I felt the need to visit every restaurant, go to every bar, visit all the museum gift shops and buy all the things, just because I never knew when I would be able to do it again. I bought tote bags and mugs engraved with museum names—which I had never done in New York City—and those tacky fake California license plates and plastic Oscar statuettes that they sell in souvenir stores. I reasoned that since it was my first and possibly only time in Los Angeles, I needed to make the most of it, and also have as many memories and pictures and souvenirs as possible to bring home to show all of my friends, as well as to have for myself to remember the trip. At first it was enjoyable—I took pride in the fact that I was doing things I would never have done in New York City. But as time went on I grew worried. I had saved up enough money for the trip, but what I was spending was quickly exceeding that. I worried that I would have to dip into savings or leave things on my credit card, neither of which I wanted to do.
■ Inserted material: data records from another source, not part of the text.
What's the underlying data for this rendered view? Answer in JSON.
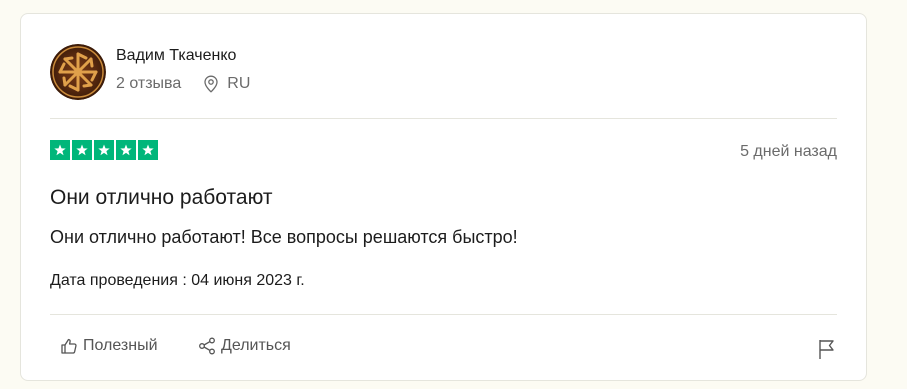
{
  "author": {
    "name": "Вадим Ткаченко",
    "reviews_count": "2 отзыва",
    "country": "RU",
    "avatar_icon": "sun-symbol-avatar"
  },
  "review": {
    "rating": 5,
    "rating_max": 5,
    "date_ago": "5 дней назад",
    "title": "Они отлично работают",
    "text": "Они отлично работают! Все вопросы решаются быстро!",
    "experience_date": "Дата проведения : 04 июня 2023 г."
  },
  "actions": {
    "useful_label": "Полезный",
    "share_label": "Делиться",
    "report_icon": "flag-icon"
  },
  "colors": {
    "star_green": "#00b67a",
    "page_background": "#fcfbf3",
    "muted_text": "#6b6b6b"
  }
}
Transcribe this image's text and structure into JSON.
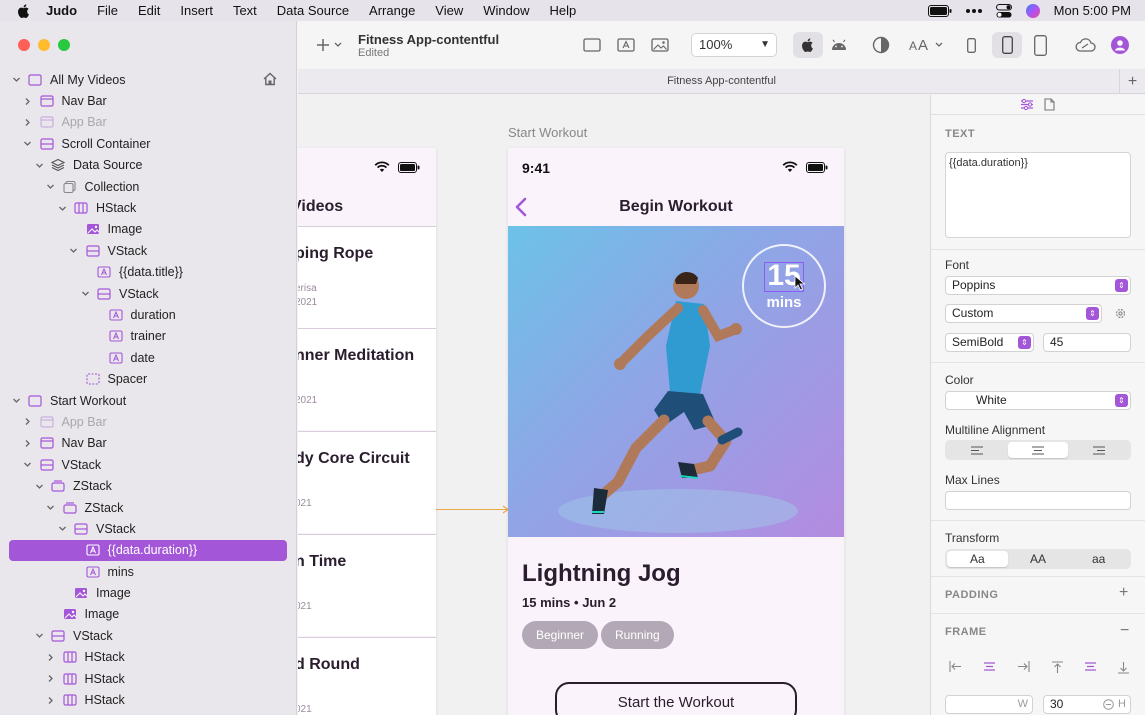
{
  "menubar": {
    "app_name": "Judo",
    "items": [
      "File",
      "Edit",
      "Insert",
      "Text",
      "Data Source",
      "Arrange",
      "View",
      "Window",
      "Help"
    ],
    "clock": "Mon 5:00 PM"
  },
  "toolbar": {
    "doc_title": "Fitness App-contentful",
    "doc_status": "Edited",
    "zoom": "100%",
    "tab_title": "Fitness App-contentful"
  },
  "sidebar": {
    "items": [
      {
        "label": "All My Videos",
        "indent": 0,
        "chev": "down",
        "icon": "screen-icon",
        "dim": false
      },
      {
        "label": "Nav Bar",
        "indent": 1,
        "chev": "right",
        "icon": "navbar-icon",
        "dim": false
      },
      {
        "label": "App Bar",
        "indent": 1,
        "chev": "right",
        "icon": "appbar-icon",
        "dim": true
      },
      {
        "label": "Scroll Container",
        "indent": 1,
        "chev": "down",
        "icon": "scroll-icon",
        "dim": false
      },
      {
        "label": "Data Source",
        "indent": 2,
        "chev": "down",
        "icon": "datasource-icon",
        "dim": false
      },
      {
        "label": "Collection",
        "indent": 3,
        "chev": "down",
        "icon": "collection-icon",
        "dim": false
      },
      {
        "label": "HStack",
        "indent": 4,
        "chev": "down",
        "icon": "hstack-icon",
        "dim": false
      },
      {
        "label": "Image",
        "indent": 5,
        "chev": "none",
        "icon": "image-icon",
        "dim": false
      },
      {
        "label": "VStack",
        "indent": 5,
        "chev": "down",
        "icon": "vstack-icon",
        "dim": false
      },
      {
        "label": "{{data.title}}",
        "indent": 6,
        "chev": "none",
        "icon": "text-icon",
        "dim": false
      },
      {
        "label": "VStack",
        "indent": 6,
        "chev": "down",
        "icon": "vstack-icon",
        "dim": false
      },
      {
        "label": "duration",
        "indent": 7,
        "chev": "none",
        "icon": "text-icon",
        "dim": false
      },
      {
        "label": "trainer",
        "indent": 7,
        "chev": "none",
        "icon": "text-icon",
        "dim": false
      },
      {
        "label": "date",
        "indent": 7,
        "chev": "none",
        "icon": "text-icon",
        "dim": false
      },
      {
        "label": "Spacer",
        "indent": 5,
        "chev": "none",
        "icon": "spacer-icon",
        "dim": false
      },
      {
        "label": "Start Workout",
        "indent": 0,
        "chev": "down",
        "icon": "screen-icon",
        "dim": false
      },
      {
        "label": "App Bar",
        "indent": 1,
        "chev": "right",
        "icon": "appbar-icon",
        "dim": true
      },
      {
        "label": "Nav Bar",
        "indent": 1,
        "chev": "right",
        "icon": "navbar-icon",
        "dim": false
      },
      {
        "label": "VStack",
        "indent": 1,
        "chev": "down",
        "icon": "vstack-icon",
        "dim": false
      },
      {
        "label": "ZStack",
        "indent": 2,
        "chev": "down",
        "icon": "zstack-icon",
        "dim": false
      },
      {
        "label": "ZStack",
        "indent": 3,
        "chev": "down",
        "icon": "zstack-icon",
        "dim": false
      },
      {
        "label": "VStack",
        "indent": 4,
        "chev": "down",
        "icon": "vstack-icon",
        "dim": false
      },
      {
        "label": "{{data.duration}}",
        "indent": 5,
        "chev": "none",
        "icon": "text-icon",
        "dim": false,
        "selected": true
      },
      {
        "label": "mins",
        "indent": 5,
        "chev": "none",
        "icon": "text-icon",
        "dim": false
      },
      {
        "label": "Image",
        "indent": 4,
        "chev": "none",
        "icon": "image-icon",
        "dim": false
      },
      {
        "label": "Image",
        "indent": 3,
        "chev": "none",
        "icon": "image-icon",
        "dim": false
      },
      {
        "label": "VStack",
        "indent": 2,
        "chev": "down",
        "icon": "vstack-icon",
        "dim": false
      },
      {
        "label": "HStack",
        "indent": 3,
        "chev": "right",
        "icon": "hstack-icon",
        "dim": false
      },
      {
        "label": "HStack",
        "indent": 3,
        "chev": "right",
        "icon": "hstack-icon",
        "dim": false
      },
      {
        "label": "HStack",
        "indent": 3,
        "chev": "right",
        "icon": "hstack-icon",
        "dim": false
      }
    ]
  },
  "canvas": {
    "screen_label": "Start Workout",
    "left_phone": {
      "header_title": "Videos",
      "cells": [
        {
          "title": "ping Rope",
          "sub": "erisa",
          "date": "2021"
        },
        {
          "title": "nner Meditation",
          "sub": "",
          "date": "2021"
        },
        {
          "title": "dy Core Circuit",
          "sub": "",
          "date": "021"
        },
        {
          "title": "n Time",
          "sub": "",
          "date": "021"
        },
        {
          "title": "d Round",
          "sub": "",
          "date": "021"
        }
      ]
    },
    "main_phone": {
      "time": "9:41",
      "nav_title": "Begin Workout",
      "badge_number": "15",
      "badge_unit": "mins",
      "workout_title": "Lightning Jog",
      "workout_meta": "15 mins • Jun 2",
      "chips": [
        "Beginner",
        "Running"
      ],
      "cta": "Start the Workout"
    }
  },
  "inspector": {
    "text_section": "TEXT",
    "text_value": "{{data.duration}}",
    "font_label": "Font",
    "font_family": "Poppins",
    "font_size_mode": "Custom",
    "font_weight": "SemiBold",
    "font_size": "45",
    "color_label": "Color",
    "color_value": "White",
    "alignment_label": "Multiline Alignment",
    "max_lines_label": "Max Lines",
    "transform_label": "Transform",
    "transform_options": [
      "Aa",
      "AA",
      "aa"
    ],
    "padding_section": "PADDING",
    "frame_section": "FRAME",
    "frame_w_label": "W",
    "frame_h_value": "30",
    "frame_h_label": "H"
  },
  "colors": {
    "accent": "#a456d8",
    "ink": "#2a1d2e",
    "chip": "#b3a8b6"
  }
}
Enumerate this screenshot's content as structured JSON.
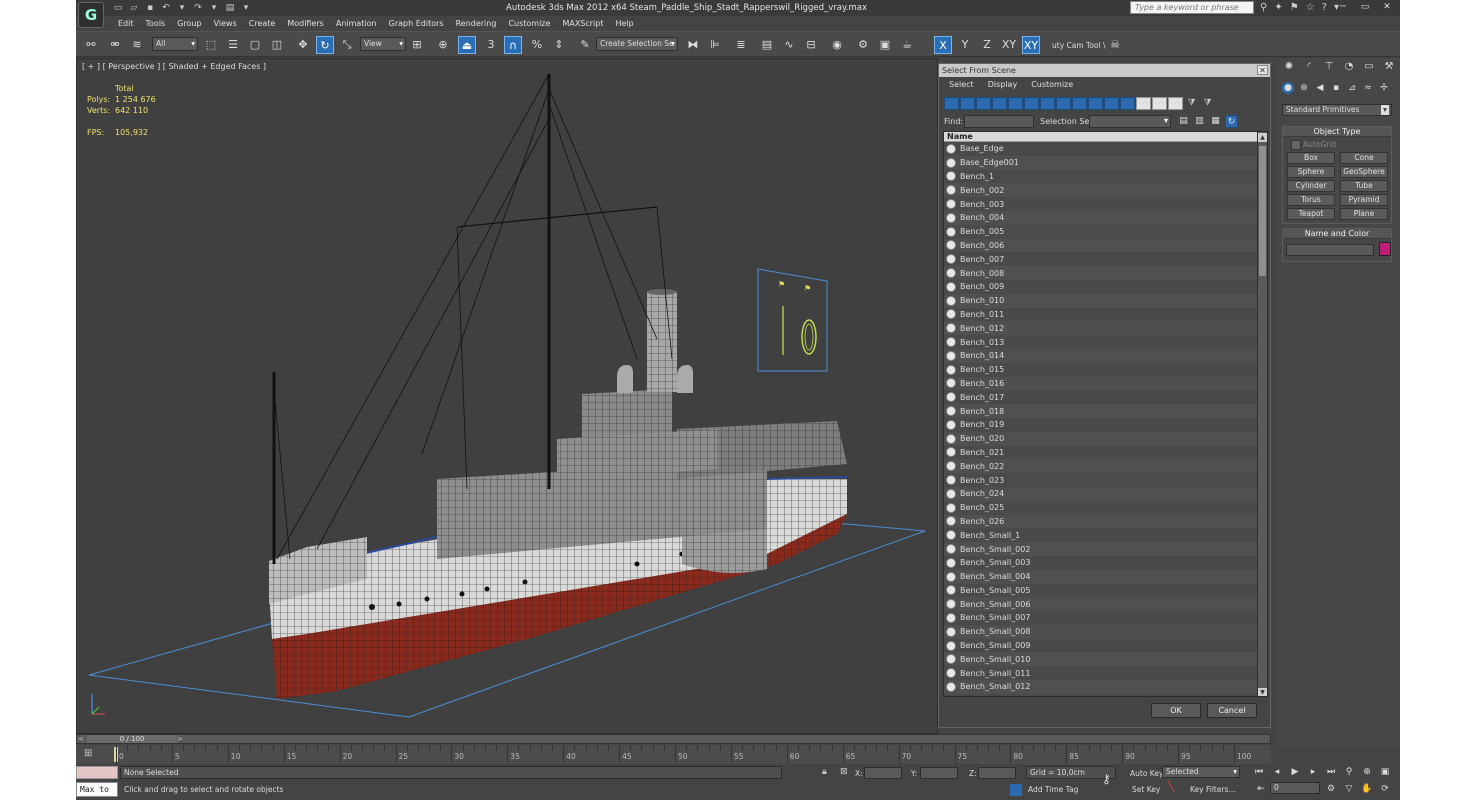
{
  "window": {
    "title": "Autodesk 3ds Max  2012 x64     Steam_Paddle_Ship_Stadt_Rapperswil_Rigged_vray.max",
    "search_placeholder": "Type a keyword or phrase"
  },
  "menu": [
    "Edit",
    "Tools",
    "Group",
    "Views",
    "Create",
    "Modifiers",
    "Animation",
    "Graph Editors",
    "Rendering",
    "Customize",
    "MAXScript",
    "Help"
  ],
  "toolbar": {
    "filter": "All",
    "ref_coord": "View",
    "selection_set": "Create Selection Se",
    "snap_number": "3",
    "axes": [
      "X",
      "Y",
      "Z",
      "XY",
      "XY"
    ],
    "cam_tool": "uty Cam Tool \\"
  },
  "viewport": {
    "label": "[ + ] [ Perspective ] [ Shaded + Edged Faces ]",
    "stats_header": "Total",
    "polys_label": "Polys:",
    "polys_value": "1 254 676",
    "verts_label": "Verts:",
    "verts_value": "642 110",
    "fps_label": "FPS:",
    "fps_value": "105,932"
  },
  "dialog": {
    "title": "Select From Scene",
    "menu": [
      "Select",
      "Display",
      "Customize"
    ],
    "find_label": "Find:",
    "selection_set_label": "Selection Set:",
    "column_header": "Name",
    "items": [
      "Base_Edge",
      "Base_Edge001",
      "Bench_1",
      "Bench_002",
      "Bench_003",
      "Bench_004",
      "Bench_005",
      "Bench_006",
      "Bench_007",
      "Bench_008",
      "Bench_009",
      "Bench_010",
      "Bench_011",
      "Bench_012",
      "Bench_013",
      "Bench_014",
      "Bench_015",
      "Bench_016",
      "Bench_017",
      "Bench_018",
      "Bench_019",
      "Bench_020",
      "Bench_021",
      "Bench_022",
      "Bench_023",
      "Bench_024",
      "Bench_025",
      "Bench_026",
      "Bench_Small_1",
      "Bench_Small_002",
      "Bench_Small_003",
      "Bench_Small_004",
      "Bench_Small_005",
      "Bench_Small_006",
      "Bench_Small_007",
      "Bench_Small_008",
      "Bench_Small_009",
      "Bench_Small_010",
      "Bench_Small_011",
      "Bench_Small_012"
    ],
    "ok": "OK",
    "cancel": "Cancel"
  },
  "command_panel": {
    "category": "Standard Primitives",
    "object_type_header": "Object Type",
    "autogrid": "AutoGrid",
    "buttons": [
      "Box",
      "Cone",
      "Sphere",
      "GeoSphere",
      "Cylinder",
      "Tube",
      "Torus",
      "Pyramid",
      "Teapot",
      "Plane"
    ],
    "name_color_header": "Name and Color",
    "object_color": "#c21c7a"
  },
  "timeline": {
    "position": "0 / 100",
    "ticks": [
      "0",
      "5",
      "10",
      "15",
      "20",
      "25",
      "30",
      "35",
      "40",
      "45",
      "50",
      "55",
      "60",
      "65",
      "70",
      "75",
      "80",
      "85",
      "90",
      "95",
      "100"
    ]
  },
  "status": {
    "maxscript": "Max to",
    "selection": "None Selected",
    "prompt": "Click and drag to select and rotate objects",
    "x_label": "X:",
    "y_label": "Y:",
    "z_label": "Z:",
    "grid": "Grid = 10,0cm",
    "add_time_tag": "Add Time Tag",
    "auto_key": "Auto Key",
    "set_key": "Set Key",
    "key_mode": "Selected",
    "key_filters": "Key Filters...",
    "frame": "0"
  }
}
I was also disappointed. My main focus of the vacation was to have fun, but as my time in Los Angeles neared an end, I had an increasing sense of urgency to do everything I had wanted to do, even though it was impossible. I tried to relax but that was difficult since I was so worried. In the midst of this anxiety, I had an epiphany: if I was able to go once, I could just as easily come back. I could make another trip if I really wanted to. Why treat this as the first and last time I would be in Los Angeles?
Because of how I grew up, this train of thought initially seemed so alien. But as I thought about it, it started to make sense.
Looking back, I’d have to say that was the moment where I finally loosened up. I had only a day left of my stay, but I started weighing my finances a little more carefully and questioned whether I really needed to get another cocktail or get an Uber home from a bar yet again. For once, I was finally able to kick back and enjoy my vacation. I was in a place I had previously dreamed about going to—couldn’t I just enjoy that? To greatly paraphrase an idiom, I learned to stop and take pictures of the palm trees.
Unfortunately, I did end up dipping into savings to cover everything and avoid having credit card debt (which was another another dark financial memory haunting me from childhood). It was not what I wanted to do and definitely not something I’d recommend. I did not despair, though. I immediately set upon a plan to recoup those savings.
I plan to be able to return to Los Angeles in the very near future, hopefully next year. Only this time, I’ll try to come up with a concrete financial plan that would enable me to enjoy myself as well as conserve my budget. More importantly, I will try to stave off the FOMO that plagued me the first time around. After all, at that point I will know for sure that I can always come back.
Magenta Ranero has previously written for The Toast and Wellesley Underground and is also somewhat active on Tumblr. She lives in Brooklyn, New York.